- **WHAT YOU WILL DO**
Please read the records below and return each line holding the string "Tableau".

****

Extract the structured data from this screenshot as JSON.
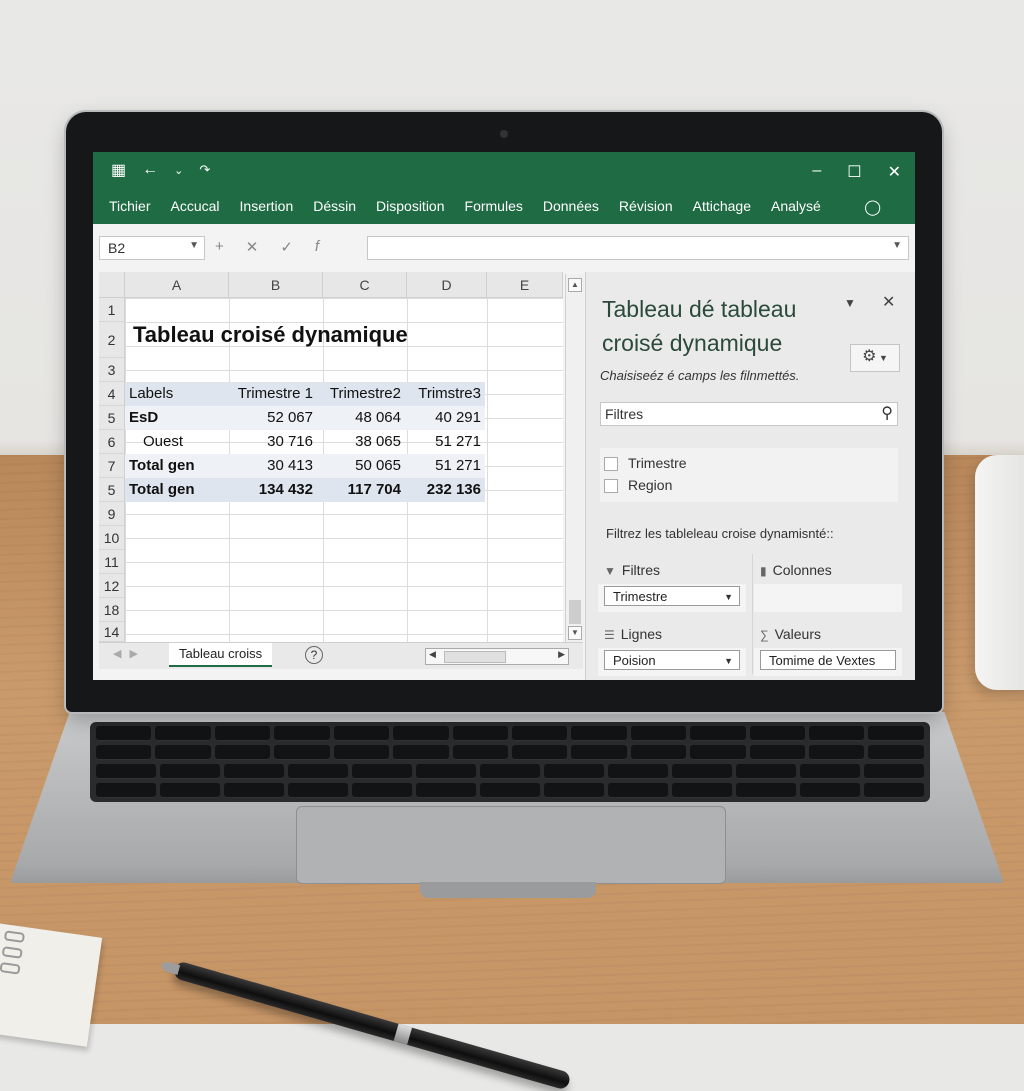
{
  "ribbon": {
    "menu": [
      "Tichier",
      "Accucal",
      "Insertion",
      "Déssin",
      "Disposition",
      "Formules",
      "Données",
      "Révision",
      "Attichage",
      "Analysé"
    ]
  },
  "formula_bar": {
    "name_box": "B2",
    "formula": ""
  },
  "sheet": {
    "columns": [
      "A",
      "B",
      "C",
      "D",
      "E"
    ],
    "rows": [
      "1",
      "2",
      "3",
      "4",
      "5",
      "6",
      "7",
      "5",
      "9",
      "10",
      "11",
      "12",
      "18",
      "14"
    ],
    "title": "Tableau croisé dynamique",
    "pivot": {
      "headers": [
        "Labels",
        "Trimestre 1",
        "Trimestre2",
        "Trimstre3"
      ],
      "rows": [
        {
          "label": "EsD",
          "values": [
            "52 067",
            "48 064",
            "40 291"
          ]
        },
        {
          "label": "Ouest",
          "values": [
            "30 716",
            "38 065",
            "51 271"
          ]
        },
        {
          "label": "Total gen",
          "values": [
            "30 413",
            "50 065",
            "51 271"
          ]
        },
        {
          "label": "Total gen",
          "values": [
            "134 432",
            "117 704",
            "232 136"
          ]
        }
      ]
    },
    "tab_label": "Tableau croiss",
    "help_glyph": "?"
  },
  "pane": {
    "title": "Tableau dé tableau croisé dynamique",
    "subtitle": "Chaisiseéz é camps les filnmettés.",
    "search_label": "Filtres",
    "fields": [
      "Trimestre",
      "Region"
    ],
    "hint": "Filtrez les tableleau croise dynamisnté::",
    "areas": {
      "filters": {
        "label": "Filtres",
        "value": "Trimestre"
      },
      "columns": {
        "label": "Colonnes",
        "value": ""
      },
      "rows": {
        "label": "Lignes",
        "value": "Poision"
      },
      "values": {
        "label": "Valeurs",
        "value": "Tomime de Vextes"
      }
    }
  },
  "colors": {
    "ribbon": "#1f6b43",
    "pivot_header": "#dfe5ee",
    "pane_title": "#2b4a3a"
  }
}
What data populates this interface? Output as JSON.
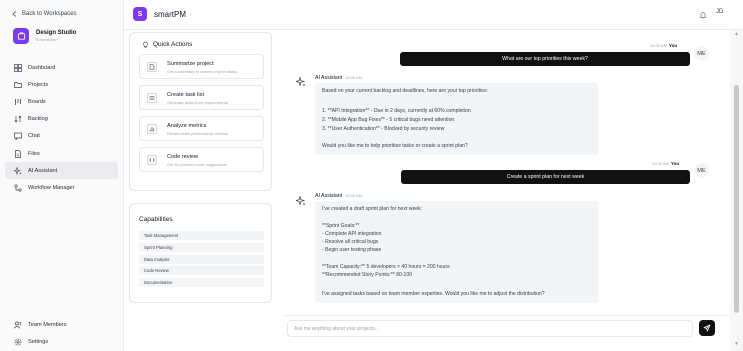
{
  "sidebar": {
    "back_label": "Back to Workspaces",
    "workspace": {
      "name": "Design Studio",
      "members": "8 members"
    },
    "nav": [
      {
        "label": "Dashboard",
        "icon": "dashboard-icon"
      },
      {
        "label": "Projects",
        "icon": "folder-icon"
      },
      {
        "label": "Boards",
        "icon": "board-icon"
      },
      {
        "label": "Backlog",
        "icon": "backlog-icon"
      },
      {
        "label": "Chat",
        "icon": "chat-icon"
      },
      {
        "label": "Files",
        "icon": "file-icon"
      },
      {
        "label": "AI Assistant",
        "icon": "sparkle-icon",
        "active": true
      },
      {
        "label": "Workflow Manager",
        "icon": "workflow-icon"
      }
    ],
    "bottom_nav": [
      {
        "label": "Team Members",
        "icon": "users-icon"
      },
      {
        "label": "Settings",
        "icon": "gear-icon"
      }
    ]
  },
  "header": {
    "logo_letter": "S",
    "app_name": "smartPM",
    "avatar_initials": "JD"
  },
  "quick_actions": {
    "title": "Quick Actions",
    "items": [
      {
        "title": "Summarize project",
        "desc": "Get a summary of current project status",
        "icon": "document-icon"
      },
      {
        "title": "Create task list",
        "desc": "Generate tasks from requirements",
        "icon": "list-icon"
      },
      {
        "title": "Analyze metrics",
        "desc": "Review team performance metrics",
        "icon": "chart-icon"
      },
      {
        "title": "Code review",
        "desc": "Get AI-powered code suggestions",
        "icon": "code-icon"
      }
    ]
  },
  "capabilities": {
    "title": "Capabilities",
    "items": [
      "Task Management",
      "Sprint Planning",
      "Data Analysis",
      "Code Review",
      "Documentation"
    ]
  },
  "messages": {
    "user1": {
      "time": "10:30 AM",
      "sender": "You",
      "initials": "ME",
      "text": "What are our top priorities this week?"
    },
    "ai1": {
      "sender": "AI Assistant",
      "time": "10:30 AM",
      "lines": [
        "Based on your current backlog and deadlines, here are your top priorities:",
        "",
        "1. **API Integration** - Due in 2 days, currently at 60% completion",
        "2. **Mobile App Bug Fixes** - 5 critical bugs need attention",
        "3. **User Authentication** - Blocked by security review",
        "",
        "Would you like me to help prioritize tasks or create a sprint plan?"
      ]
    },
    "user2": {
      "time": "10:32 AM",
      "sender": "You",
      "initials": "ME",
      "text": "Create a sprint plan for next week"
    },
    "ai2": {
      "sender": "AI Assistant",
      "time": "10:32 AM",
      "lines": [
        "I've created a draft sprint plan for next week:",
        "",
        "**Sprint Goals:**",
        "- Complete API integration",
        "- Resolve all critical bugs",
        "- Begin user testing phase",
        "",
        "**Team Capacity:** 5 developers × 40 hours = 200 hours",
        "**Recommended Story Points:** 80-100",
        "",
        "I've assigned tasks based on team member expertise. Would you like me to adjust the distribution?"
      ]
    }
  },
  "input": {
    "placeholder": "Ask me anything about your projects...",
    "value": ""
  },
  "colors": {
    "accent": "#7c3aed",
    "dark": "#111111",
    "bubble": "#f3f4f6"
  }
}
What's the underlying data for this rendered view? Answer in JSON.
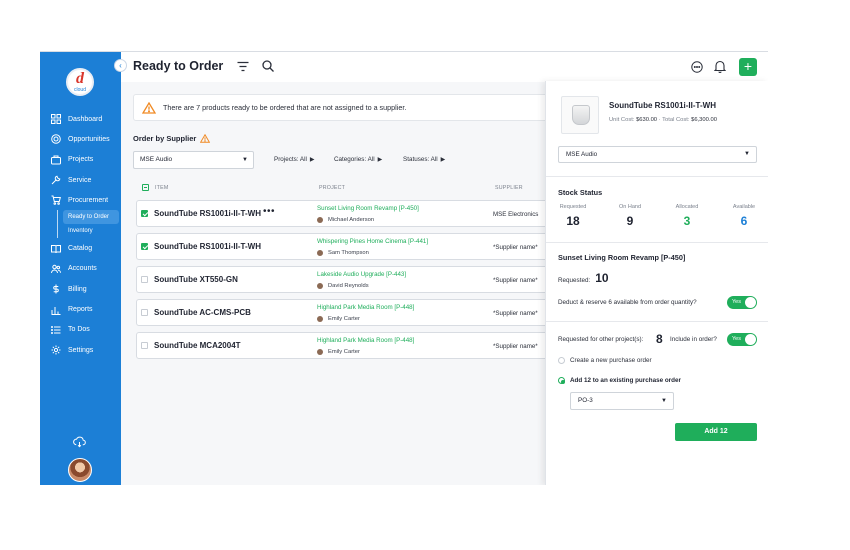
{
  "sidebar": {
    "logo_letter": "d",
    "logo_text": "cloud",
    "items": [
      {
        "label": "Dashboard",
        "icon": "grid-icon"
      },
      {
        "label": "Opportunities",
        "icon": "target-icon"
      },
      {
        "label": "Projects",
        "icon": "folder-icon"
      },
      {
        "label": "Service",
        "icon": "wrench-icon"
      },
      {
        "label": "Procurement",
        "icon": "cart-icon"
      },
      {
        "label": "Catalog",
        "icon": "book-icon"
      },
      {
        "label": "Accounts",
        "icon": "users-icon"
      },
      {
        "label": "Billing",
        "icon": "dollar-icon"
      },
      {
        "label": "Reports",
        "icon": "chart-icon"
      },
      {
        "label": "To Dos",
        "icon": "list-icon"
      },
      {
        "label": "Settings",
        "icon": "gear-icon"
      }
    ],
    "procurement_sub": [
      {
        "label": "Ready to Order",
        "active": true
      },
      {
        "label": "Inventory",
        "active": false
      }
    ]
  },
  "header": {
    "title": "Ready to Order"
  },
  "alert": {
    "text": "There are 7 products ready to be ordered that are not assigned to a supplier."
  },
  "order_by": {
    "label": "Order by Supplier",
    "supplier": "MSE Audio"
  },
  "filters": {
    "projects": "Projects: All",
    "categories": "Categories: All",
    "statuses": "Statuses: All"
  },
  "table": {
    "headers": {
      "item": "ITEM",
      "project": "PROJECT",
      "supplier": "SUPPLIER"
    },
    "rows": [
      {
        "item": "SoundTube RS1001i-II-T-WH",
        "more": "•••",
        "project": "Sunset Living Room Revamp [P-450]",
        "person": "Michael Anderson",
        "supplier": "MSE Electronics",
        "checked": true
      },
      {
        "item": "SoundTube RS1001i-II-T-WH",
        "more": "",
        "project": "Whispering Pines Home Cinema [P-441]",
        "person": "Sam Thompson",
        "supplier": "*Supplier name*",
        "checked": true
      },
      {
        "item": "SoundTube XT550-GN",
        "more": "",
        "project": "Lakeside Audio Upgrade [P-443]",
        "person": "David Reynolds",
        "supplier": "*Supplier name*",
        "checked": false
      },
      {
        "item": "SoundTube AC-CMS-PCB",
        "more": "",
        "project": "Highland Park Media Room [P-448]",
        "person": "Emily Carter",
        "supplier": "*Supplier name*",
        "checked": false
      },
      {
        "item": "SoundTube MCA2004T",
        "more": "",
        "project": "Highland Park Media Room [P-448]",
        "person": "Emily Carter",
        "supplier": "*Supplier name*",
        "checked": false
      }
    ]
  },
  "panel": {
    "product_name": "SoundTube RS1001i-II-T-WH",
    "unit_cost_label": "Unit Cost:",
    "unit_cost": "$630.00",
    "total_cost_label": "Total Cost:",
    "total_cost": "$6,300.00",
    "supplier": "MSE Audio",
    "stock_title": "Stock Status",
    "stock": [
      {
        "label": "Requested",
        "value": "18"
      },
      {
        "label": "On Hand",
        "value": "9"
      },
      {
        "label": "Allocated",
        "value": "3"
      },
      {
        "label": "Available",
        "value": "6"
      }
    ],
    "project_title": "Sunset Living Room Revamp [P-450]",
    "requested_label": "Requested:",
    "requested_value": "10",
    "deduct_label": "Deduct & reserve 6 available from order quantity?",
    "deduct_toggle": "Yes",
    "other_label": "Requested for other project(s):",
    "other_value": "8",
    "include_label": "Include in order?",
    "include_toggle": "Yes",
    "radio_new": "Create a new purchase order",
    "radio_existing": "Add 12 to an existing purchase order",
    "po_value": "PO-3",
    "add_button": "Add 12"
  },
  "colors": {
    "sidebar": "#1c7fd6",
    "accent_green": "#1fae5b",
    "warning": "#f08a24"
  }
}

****

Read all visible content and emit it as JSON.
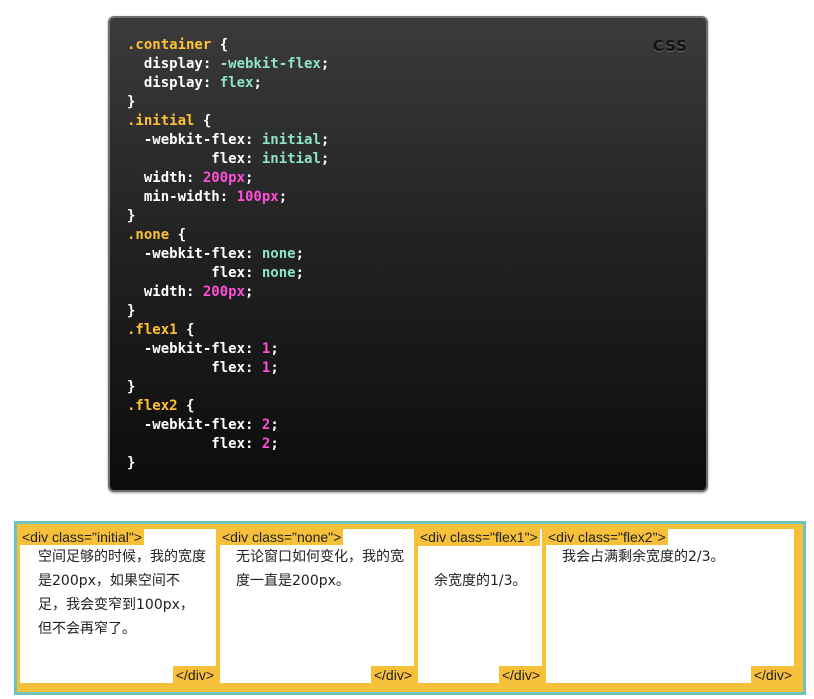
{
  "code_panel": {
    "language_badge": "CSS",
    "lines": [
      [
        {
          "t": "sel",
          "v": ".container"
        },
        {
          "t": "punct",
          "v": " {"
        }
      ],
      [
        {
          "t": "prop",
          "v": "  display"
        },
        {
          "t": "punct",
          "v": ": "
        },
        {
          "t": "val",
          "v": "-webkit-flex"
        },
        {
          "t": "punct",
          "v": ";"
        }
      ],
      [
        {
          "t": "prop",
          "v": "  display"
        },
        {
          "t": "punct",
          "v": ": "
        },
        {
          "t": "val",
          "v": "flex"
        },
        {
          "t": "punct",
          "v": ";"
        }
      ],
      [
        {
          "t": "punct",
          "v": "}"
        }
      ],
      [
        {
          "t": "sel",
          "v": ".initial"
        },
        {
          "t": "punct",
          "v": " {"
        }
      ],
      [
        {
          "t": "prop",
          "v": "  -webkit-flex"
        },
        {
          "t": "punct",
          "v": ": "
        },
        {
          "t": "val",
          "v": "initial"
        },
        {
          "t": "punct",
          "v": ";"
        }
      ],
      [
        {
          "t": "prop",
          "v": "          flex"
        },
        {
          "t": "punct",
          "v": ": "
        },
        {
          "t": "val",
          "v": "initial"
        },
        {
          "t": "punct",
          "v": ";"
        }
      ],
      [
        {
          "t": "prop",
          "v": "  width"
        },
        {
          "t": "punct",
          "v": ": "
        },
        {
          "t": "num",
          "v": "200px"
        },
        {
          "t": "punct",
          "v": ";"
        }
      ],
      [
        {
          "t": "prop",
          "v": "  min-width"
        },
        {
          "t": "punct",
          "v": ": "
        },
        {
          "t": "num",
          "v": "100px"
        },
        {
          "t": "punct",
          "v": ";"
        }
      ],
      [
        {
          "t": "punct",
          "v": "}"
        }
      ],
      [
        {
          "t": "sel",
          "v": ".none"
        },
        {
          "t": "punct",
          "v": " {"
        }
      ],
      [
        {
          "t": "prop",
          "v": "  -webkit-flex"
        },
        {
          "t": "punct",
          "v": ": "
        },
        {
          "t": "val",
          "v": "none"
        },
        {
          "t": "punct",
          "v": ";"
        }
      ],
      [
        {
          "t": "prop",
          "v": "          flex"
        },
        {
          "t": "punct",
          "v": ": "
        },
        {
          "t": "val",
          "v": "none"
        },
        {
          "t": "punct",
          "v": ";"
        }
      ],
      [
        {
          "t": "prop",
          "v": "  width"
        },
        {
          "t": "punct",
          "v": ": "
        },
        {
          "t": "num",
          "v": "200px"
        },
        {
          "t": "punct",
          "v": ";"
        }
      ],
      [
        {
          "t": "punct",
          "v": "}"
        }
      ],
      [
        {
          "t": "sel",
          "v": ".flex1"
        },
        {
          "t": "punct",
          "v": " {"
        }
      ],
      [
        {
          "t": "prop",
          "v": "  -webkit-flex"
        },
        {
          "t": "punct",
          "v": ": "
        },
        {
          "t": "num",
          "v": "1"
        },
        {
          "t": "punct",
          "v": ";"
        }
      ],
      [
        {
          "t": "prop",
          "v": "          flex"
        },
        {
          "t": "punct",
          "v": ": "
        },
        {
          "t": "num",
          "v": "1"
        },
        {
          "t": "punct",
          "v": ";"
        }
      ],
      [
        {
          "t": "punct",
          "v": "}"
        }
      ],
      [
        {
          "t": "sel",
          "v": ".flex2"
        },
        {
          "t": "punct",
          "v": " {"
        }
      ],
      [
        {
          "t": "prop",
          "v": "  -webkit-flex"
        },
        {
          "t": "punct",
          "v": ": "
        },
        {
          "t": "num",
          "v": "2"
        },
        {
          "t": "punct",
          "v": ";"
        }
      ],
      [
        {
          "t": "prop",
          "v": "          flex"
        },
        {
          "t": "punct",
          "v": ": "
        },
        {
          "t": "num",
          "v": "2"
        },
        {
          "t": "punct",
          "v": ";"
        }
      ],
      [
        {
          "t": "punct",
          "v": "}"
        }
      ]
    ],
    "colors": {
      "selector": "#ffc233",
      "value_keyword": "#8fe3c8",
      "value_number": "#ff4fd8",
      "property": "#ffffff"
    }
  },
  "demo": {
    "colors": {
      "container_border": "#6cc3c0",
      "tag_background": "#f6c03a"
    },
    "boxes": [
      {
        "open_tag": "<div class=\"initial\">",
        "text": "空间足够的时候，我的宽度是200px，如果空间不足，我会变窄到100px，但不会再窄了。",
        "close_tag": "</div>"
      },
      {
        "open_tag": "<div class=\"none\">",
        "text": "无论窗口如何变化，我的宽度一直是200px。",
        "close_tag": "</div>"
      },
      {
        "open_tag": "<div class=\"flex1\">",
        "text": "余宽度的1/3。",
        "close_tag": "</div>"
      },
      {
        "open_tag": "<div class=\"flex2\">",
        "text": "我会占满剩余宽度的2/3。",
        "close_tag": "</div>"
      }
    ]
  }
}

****

- **ANSWER**
    "title": "Tableau croisé dynamique",
    "tab_label": "Tableau croiss",
    "title": "Tableau dé tableau croisé dynamique",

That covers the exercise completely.